Kamon yotumeyui.png
The emblem (mon) of the Amago clan
Home provinceIzumo
Parent houseSasaki clan
FounderSasaki Takahisa
Final rulerAmago Yoshihisa
Founding year14th century
Ruled until1566, Fall of Gassantoda Castle

The Amago clan (尼子氏, Amago-shi), descended from the Emperor Uda (868–897) by the Sasaki clan (Uda Genji).

Sasaki Takahisa in the 14th century, having lost his parents at the age of three years, he was brought up by a nun (ama in Japanese). He was the first to take the name of Amago (nun's son) in her memory.

The Amago fought the Ōuchi clan or the Mōri clan (who had been among their vassals), during Japan's Sengoku period.
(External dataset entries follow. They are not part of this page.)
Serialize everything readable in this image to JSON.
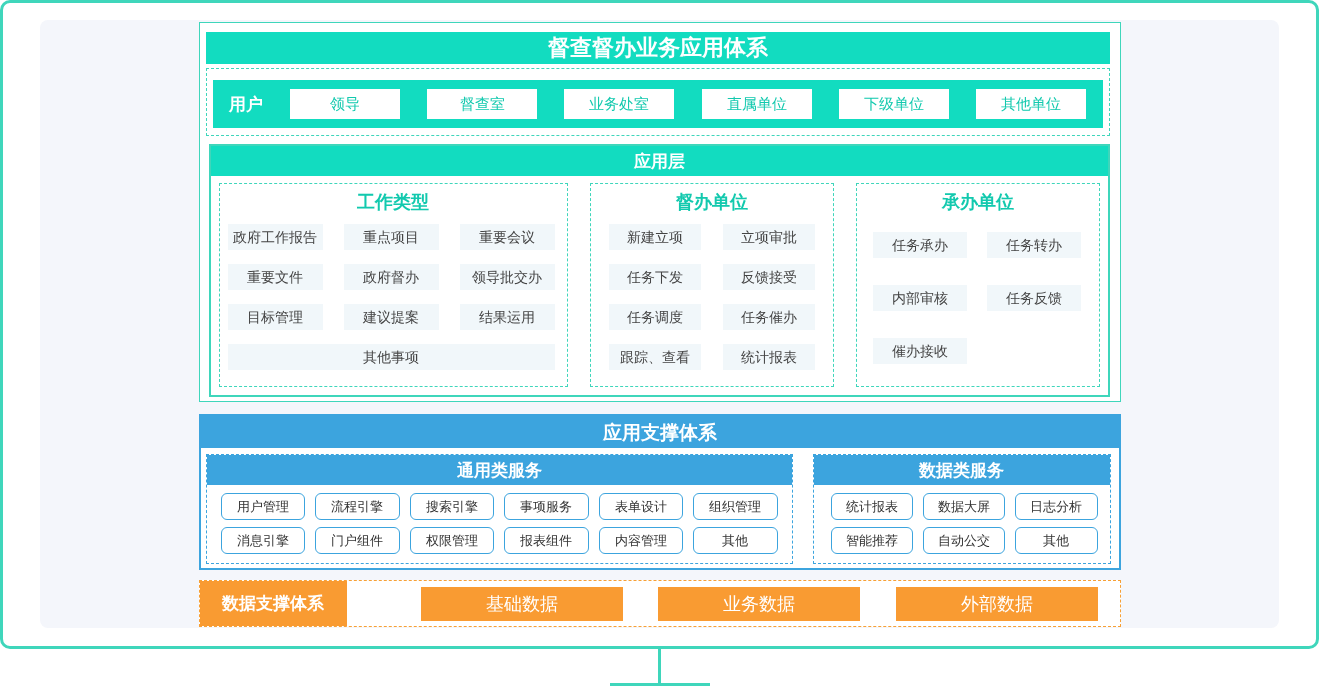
{
  "title": "督查督办业务应用体系",
  "users": {
    "label": "用户",
    "items": [
      "领导",
      "督查室",
      "业务处室",
      "直属单位",
      "下级单位",
      "其他单位"
    ]
  },
  "app_layer": {
    "title": "应用层",
    "groups": [
      {
        "title": "工作类型",
        "items": [
          "政府工作报告",
          "重点项目",
          "重要会议",
          "重要文件",
          "政府督办",
          "领导批交办",
          "目标管理",
          "建议提案",
          "结果运用",
          "其他事项"
        ]
      },
      {
        "title": "督办单位",
        "items": [
          "新建立项",
          "立项审批",
          "任务下发",
          "反馈接受",
          "任务调度",
          "任务催办",
          "跟踪、查看",
          "统计报表"
        ]
      },
      {
        "title": "承办单位",
        "items": [
          "任务承办",
          "任务转办",
          "内部审核",
          "任务反馈",
          "催办接收"
        ]
      }
    ]
  },
  "support": {
    "title": "应用支撑体系",
    "panels": [
      {
        "title": "通用类服务",
        "items": [
          "用户管理",
          "流程引擎",
          "搜索引擎",
          "事项服务",
          "表单设计",
          "组织管理",
          "消息引擎",
          "门户组件",
          "权限管理",
          "报表组件",
          "内容管理",
          "其他"
        ]
      },
      {
        "title": "数据类服务",
        "items": [
          "统计报表",
          "数据大屏",
          "日志分析",
          "智能推荐",
          "自动公交",
          "其他"
        ]
      }
    ]
  },
  "data_support": {
    "title": "数据支撑体系",
    "items": [
      "基础数据",
      "业务数据",
      "外部数据"
    ]
  }
}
Amago Tsunehisa (1458–1541), great grandson of Takahisa inherited from his father Kiyosada and his grandfather Mochihisa the office of shugo of Izumo Province and resided at the castle of Toda.

For much of the next hundred years, the clan battled with the Ōuchi and Mōri, who controlled neighboring provinces, and fell into decline when Gassantoda Castle fell to the Mōri in 1566.

Amago Katsuhisa tried to regain prestige for the clan by joining the forces of Oda Nobunaga, invaded Tajima and Inaba provinces, but was defeated and died in the Siege of Kōzuki by the Mōri in 1578.

Clan Heads[edit]

  1. Amago Takahisa (尼子高久, 1363–1391)
  2. Amago Mochihisa (尼子持久, 1381–1437)
  3. Amago Kiyosada (尼子清定, 1410–1488)
  4. Amago Tsunehisa (尼子経久, 1458–1541)
  5. Amago Haruhisa (尼子晴久, 1514–1561)
  6. Amago Yoshihisa (尼子義久, 1540–1610)
  7. Amago Motosato (尼子元知, 1572 or 1598–1622)
  8. Amago Nariyasu (尼子就易, ? –1659)
  9. Amago Ujihisa (尼子氏久, 1646–1710)
  10. Amago Motouji (尼子元氏, ? –1730)
  11. Amago Tokihisa (尼子時久, 1690–1752)
  12. Amago Narikiyo (尼子就清, 1721–1788)
  13. Amago Fusataka (尼子房高, 1754–1827)
  14. Amago Motohisa (尼子元久)
  15. Amago Chikanobu (尼子親辰)
  16. Amago Michisuke (尼子道介)
  17. Amago Shigehisa (尼子薫久)
  18. Amago Torasuke (尼子寅介)

Notable Members[edit]

Retainers and Vassals[edit]

The Amago's chief generals were called Amago 10 Yushi (尼子十勇士).

Other vassals:


  • Frederic, Louis (2002). "Japan Encyclopedia." Cambridge, Massachusetts: Harvard University Press.